INSTRUCTIONS FOR THE TASK —
Every line that contains the word "screenshot" is to be copied from the listing.

TASK INPUTS —

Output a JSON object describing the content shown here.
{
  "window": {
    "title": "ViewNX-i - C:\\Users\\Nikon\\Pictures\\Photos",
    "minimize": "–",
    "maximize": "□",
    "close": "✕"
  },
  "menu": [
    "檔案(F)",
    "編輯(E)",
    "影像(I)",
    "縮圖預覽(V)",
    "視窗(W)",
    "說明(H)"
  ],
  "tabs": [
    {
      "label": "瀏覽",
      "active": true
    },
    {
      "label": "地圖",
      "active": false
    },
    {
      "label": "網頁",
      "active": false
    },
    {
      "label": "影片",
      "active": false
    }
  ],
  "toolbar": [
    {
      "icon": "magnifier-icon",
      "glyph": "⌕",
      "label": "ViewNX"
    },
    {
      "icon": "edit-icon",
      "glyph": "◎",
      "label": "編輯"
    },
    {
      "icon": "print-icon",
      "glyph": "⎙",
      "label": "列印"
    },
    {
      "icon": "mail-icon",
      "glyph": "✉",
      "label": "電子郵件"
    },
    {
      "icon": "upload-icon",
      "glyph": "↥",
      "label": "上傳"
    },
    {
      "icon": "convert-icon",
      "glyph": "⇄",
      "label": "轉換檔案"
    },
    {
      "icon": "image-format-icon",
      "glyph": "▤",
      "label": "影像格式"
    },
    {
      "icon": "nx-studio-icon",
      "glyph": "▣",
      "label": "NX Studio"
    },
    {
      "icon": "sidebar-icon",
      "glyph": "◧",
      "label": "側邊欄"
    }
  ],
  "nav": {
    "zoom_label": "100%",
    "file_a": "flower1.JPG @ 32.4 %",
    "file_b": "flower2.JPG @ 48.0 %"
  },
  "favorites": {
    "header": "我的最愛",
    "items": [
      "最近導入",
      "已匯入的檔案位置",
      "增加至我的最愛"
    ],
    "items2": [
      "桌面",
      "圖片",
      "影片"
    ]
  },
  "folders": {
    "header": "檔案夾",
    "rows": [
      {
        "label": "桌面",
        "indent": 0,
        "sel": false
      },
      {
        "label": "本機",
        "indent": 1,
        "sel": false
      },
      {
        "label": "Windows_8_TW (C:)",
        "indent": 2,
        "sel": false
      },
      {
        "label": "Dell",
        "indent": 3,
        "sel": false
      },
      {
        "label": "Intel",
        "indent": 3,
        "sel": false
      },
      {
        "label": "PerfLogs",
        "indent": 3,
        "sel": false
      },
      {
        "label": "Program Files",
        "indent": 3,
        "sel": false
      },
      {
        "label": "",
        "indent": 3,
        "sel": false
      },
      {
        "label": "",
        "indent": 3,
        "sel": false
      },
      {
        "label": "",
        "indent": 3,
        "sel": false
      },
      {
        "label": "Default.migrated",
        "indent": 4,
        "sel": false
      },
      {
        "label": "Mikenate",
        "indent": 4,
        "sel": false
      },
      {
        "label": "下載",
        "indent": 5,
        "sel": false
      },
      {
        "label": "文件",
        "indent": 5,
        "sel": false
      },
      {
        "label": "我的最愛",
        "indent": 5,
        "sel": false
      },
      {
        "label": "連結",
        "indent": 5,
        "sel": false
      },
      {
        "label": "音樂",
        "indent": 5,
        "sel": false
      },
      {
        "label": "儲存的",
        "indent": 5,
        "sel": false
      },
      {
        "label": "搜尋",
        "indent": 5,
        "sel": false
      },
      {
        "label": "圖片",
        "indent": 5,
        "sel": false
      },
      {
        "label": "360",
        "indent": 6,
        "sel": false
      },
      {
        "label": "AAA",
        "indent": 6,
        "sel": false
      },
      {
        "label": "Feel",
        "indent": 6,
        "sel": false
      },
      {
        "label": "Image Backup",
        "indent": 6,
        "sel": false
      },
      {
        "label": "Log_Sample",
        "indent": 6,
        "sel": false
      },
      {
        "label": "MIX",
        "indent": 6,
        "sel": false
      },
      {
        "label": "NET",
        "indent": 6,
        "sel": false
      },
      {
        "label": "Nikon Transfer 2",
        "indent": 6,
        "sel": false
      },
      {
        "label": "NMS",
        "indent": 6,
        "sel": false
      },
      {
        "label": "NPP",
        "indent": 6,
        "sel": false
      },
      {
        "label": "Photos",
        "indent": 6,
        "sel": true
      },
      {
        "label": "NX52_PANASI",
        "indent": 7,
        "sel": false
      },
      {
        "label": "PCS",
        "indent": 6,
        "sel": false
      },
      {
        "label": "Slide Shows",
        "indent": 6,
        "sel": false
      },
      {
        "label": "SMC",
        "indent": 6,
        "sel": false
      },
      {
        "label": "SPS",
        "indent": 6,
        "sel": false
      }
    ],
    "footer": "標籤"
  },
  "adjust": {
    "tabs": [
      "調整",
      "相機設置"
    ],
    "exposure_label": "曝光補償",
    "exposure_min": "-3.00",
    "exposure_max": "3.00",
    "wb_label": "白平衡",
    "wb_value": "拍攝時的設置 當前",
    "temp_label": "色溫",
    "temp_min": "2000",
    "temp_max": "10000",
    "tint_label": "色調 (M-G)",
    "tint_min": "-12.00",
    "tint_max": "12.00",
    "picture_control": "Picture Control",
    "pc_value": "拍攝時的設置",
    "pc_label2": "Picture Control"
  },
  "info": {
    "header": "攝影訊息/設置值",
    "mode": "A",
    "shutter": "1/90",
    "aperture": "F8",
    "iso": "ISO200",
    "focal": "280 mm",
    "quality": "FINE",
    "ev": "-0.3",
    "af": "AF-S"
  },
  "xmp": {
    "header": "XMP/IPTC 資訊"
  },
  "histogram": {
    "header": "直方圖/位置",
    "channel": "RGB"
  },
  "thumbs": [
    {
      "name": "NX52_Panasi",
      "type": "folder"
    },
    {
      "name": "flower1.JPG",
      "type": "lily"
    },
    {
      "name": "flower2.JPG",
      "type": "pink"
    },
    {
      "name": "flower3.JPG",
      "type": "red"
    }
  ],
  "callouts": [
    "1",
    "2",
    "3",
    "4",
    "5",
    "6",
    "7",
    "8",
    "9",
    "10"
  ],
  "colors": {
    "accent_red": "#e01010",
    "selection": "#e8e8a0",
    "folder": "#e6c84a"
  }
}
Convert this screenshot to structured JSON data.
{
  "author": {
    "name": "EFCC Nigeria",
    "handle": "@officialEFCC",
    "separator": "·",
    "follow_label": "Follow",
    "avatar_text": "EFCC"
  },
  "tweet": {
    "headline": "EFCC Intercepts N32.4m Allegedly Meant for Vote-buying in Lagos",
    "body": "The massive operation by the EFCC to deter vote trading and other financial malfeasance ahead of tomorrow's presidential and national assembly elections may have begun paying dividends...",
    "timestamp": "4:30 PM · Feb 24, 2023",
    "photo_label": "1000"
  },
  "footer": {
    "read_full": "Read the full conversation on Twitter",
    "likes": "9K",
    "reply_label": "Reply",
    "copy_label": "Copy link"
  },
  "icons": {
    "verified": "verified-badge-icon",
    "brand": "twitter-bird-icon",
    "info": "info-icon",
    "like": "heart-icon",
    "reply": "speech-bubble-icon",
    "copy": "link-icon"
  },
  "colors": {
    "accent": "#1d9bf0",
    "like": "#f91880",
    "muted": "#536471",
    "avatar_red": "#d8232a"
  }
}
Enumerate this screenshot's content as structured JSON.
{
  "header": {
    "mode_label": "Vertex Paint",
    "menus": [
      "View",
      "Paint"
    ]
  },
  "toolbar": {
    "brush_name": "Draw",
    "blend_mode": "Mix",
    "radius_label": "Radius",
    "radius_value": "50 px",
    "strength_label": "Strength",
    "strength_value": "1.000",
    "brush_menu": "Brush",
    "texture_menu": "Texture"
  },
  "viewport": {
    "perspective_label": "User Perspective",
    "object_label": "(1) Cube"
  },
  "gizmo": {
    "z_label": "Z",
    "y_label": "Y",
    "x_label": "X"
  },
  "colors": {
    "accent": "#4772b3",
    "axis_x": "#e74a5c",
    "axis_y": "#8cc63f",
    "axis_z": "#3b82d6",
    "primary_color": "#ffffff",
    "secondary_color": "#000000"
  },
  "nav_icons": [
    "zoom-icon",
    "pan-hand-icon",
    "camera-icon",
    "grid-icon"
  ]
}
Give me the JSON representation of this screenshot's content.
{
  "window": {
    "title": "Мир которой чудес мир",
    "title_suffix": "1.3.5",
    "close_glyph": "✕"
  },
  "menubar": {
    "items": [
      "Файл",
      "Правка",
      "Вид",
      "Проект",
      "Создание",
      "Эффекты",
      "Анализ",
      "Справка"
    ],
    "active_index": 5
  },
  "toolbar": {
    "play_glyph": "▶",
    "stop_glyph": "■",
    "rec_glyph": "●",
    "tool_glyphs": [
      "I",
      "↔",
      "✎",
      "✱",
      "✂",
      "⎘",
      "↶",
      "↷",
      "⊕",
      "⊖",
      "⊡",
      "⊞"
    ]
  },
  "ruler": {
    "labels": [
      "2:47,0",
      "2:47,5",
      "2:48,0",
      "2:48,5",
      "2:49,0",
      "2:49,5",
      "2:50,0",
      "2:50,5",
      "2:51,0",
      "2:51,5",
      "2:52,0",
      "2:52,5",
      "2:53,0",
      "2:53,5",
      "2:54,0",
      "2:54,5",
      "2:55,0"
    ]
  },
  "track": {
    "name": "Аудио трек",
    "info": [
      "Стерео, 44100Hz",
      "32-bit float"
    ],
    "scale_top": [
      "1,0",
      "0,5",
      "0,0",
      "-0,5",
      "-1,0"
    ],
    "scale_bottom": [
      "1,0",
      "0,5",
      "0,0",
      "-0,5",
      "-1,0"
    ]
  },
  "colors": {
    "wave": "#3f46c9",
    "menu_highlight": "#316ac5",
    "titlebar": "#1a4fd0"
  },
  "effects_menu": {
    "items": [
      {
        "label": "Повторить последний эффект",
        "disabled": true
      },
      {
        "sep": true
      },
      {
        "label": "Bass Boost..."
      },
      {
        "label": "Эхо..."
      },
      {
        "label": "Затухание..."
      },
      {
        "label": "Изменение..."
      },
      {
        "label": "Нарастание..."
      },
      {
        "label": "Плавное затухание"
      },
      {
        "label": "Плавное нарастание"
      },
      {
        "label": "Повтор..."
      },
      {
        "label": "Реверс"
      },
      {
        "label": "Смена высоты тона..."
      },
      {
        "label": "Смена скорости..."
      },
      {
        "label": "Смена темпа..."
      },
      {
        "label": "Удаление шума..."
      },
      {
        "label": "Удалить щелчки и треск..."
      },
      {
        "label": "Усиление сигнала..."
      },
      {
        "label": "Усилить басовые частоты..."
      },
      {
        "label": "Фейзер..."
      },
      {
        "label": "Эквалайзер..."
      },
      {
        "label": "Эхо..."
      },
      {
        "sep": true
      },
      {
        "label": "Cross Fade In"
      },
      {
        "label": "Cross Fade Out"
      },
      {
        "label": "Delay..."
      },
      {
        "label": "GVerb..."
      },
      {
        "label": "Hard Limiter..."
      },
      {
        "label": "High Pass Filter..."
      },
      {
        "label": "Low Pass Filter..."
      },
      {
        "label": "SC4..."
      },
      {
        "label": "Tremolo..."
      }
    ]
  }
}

SOLUTION —
Convert this screenshot to structured JSON data.
Enumerate this screenshot's content as structured JSON.
Give me the JSON representation of this screenshot's content.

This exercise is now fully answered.